──────── Given records ────────

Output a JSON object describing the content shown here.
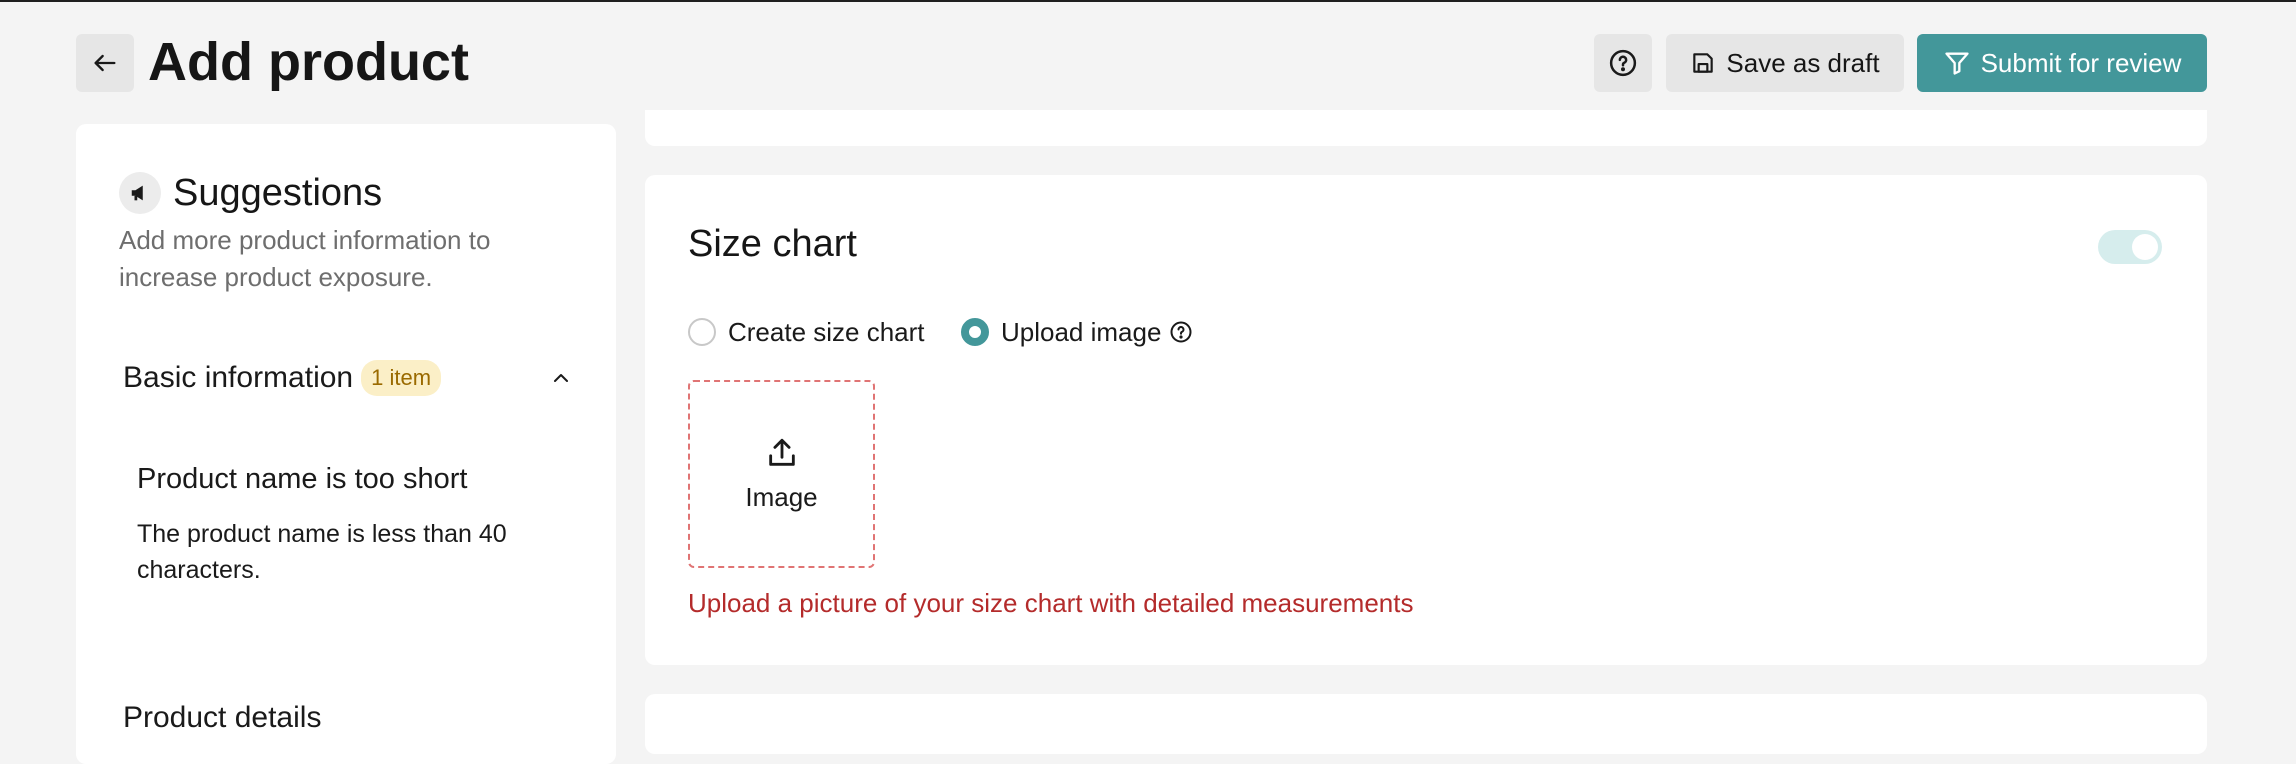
{
  "header": {
    "title": "Add product",
    "save_draft_label": "Save as draft",
    "submit_label": "Submit for review"
  },
  "suggestions": {
    "title": "Suggestions",
    "subtitle": "Add more product information to increase product exposure.",
    "sections": [
      {
        "label": "Basic information",
        "badge": "1 item",
        "expanded": true,
        "issues": [
          {
            "title": "Product name is too short",
            "description": "The product name is less than 40 characters."
          }
        ]
      },
      {
        "label": "Product details"
      }
    ]
  },
  "size_chart": {
    "title": "Size chart",
    "enabled": true,
    "options": [
      {
        "label": "Create size chart",
        "selected": false
      },
      {
        "label": "Upload image",
        "selected": true
      }
    ],
    "upload_label": "Image",
    "error": "Upload a picture of your size chart with detailed measurements"
  },
  "colors": {
    "accent": "#43979a",
    "error": "#b42b2b",
    "badge_bg": "#fbefc7",
    "badge_text": "#9a6a00"
  }
}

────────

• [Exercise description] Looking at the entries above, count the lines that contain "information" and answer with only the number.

• [Reply to the exercise] 2